If, like me, you thought the autobiography of the late Clarissa Dickson Wright–one half of the English cooking celebrity duo Two Fat Ladies—is about the gout inducing concoctions these iconoclast foodies used to shock and entertain us with in the nineties, you’d be wrong.
Instead this book is a surprisingly engaging and ruthlessly honest story of Clarissa’s turbulent life—from abused child of a relentlessly cruel father to becoming an alcoholic heiress who drank away her inheritance, followed by her perilous road to recovery and eventually, a more contented but just as hectic life as an international food celebrity. Clarissa died in March, 2014, and the world is a little less juicy for her death.
Pardon the pun and cliché, but she’s definitely larger than life and her chatty narrative style and numerous anecdotes, which include hobnobbing with British royalty and famous politicians (including Tony Blair in a pre-PM incarnation, who she detests by the way) to Elizabeth David, Delia Smith, Marco Pierre White are enchantingly entertaining.
In fact, the English upper class backdrop (her abusive father was a brilliant surgeon who apparently saved Saddam Hussein’s life once…she was Britain’s youngest female barrister at 21…she is an ardent advocate of fox hunting… she once fornicated with an MP in the House of Commons) is one of the most interesting aspects of this book—you can almost touch the plummy vowels and that “carry-on” brand of British aristocratic eccentricity. And her fall from grace to down and out alcoholic (she ended up broke and literally sleeping on the streets a number of times despite her massive inheritance and early brilliant career) could be seen as tragic, but Clarissa’s inability to feel sorry for herself makes for emotionally uplifting reading.
I was most interested in her days as TV chef with partner in culinary crime Jennifer Paterson, but that section takes up only a minor part of the book unfortunately for me. But her almost nonchalant attitude to the Two Fat Ladies’ success (it was viewed by 70 million viewers worldwide at its peak) is rather curious, but refreshing, especially given the obsessive idolisation of self-important food celebrities we have to endure nowadays.
For those who are too young to remember, the Two Fat Ladies toured England in a Triumph bike and sidecar doing their cooking thing, but they were totally contrary in that they cooked big, cholesterol laden stodgy English meals and desserts, while smoking and drinking, at least Jennifer smoked. Apparently, butter and cream sales rose by 19 per cent in the U.K. around the time of the first series. While nutritionists might cringe, they were not into junk food—they pursued good quality food, from excellent game to the freshest dairy.
They were also not particularly photogenic, unlike the lively Jamie or the comely Nigella who hog the Brit culinary celebrity limelight these days, (the Hairy Bikers is a derivative of the Two Fat Ladies). So Clarissa and Jennifer engender part perversion and part fascination and perhaps they are the original gastro porn pin-ups?
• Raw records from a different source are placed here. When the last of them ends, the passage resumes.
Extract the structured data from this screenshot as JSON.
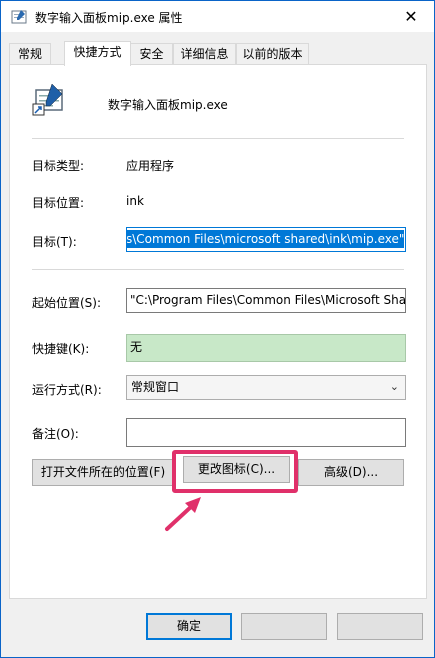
{
  "window": {
    "title": "数字输入面板mip.exe  属性",
    "close_glyph": "✕"
  },
  "tabs": [
    {
      "label": "常规"
    },
    {
      "label": "快捷方式",
      "active": true
    },
    {
      "label": "安全"
    },
    {
      "label": "详细信息"
    },
    {
      "label": "以前的版本"
    }
  ],
  "shortcut": {
    "app_name": "数字输入面板mip.exe",
    "target_type_label": "目标类型:",
    "target_type_value": "应用程序",
    "target_location_label": "目标位置:",
    "target_location_value": "ink",
    "target_label": "目标(T):",
    "target_value": "s\\Common Files\\microsoft shared\\ink\\mip.exe\"",
    "start_in_label": "起始位置(S):",
    "start_in_value": "\"C:\\Program Files\\Common Files\\Microsoft Sha",
    "hotkey_label": "快捷键(K):",
    "hotkey_value": "无",
    "run_label": "运行方式(R):",
    "run_value": "常规窗口",
    "comment_label": "备注(O):",
    "comment_value": ""
  },
  "buttons": {
    "open_location": "打开文件所在的位置(F)",
    "change_icon": "更改图标(C)...",
    "advanced": "高级(D)...",
    "ok": "确定"
  },
  "colors": {
    "highlight": "#e0306a",
    "selection": "#0078d7",
    "hotkey_bg": "#c8e8c8"
  }
}
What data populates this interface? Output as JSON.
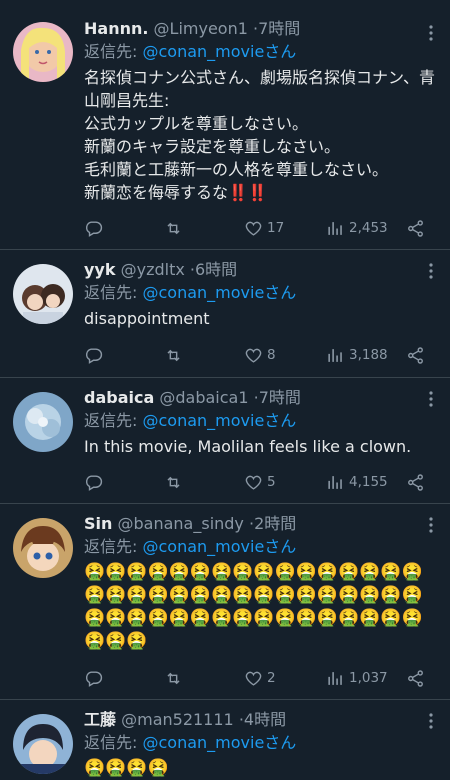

Clarissa’s turn of phrase is most eloquent when describing food I think, as in the following description of a pound of flesh (albeit lovely beef). “I saw a beautiful sight: a glass cabinet lined with dark red velvet and on it stood the most perfect rib of beef, the fat like good clotted cream and the meat the colour of garnets or dark pigeon blood rubies” (p.245 of the 2007 paperback edition).
And Clarissa is thoughtful about food and food production—she laments how the economic imperative pushes farmers into breeding fast-growing hybrids, which are not always tasty—like the Angus Limousin cross which she found impossible to carve “because of the flap of muscle running through it” (p. 226)—such divine detail.
This book is not really about food, cooking or food celebrity as I initially expected, but about Clarissa’s zest for life, which when you think about it, is the most important ingredient in being a good cook. I know Kei has oodles of the same zest and in fact, I think they would’ve really hit it off.
by Masako Fukui, Kei’s Kitchen
Spilling the Beans, by Clarissa Dickson Wright, originally published in 2007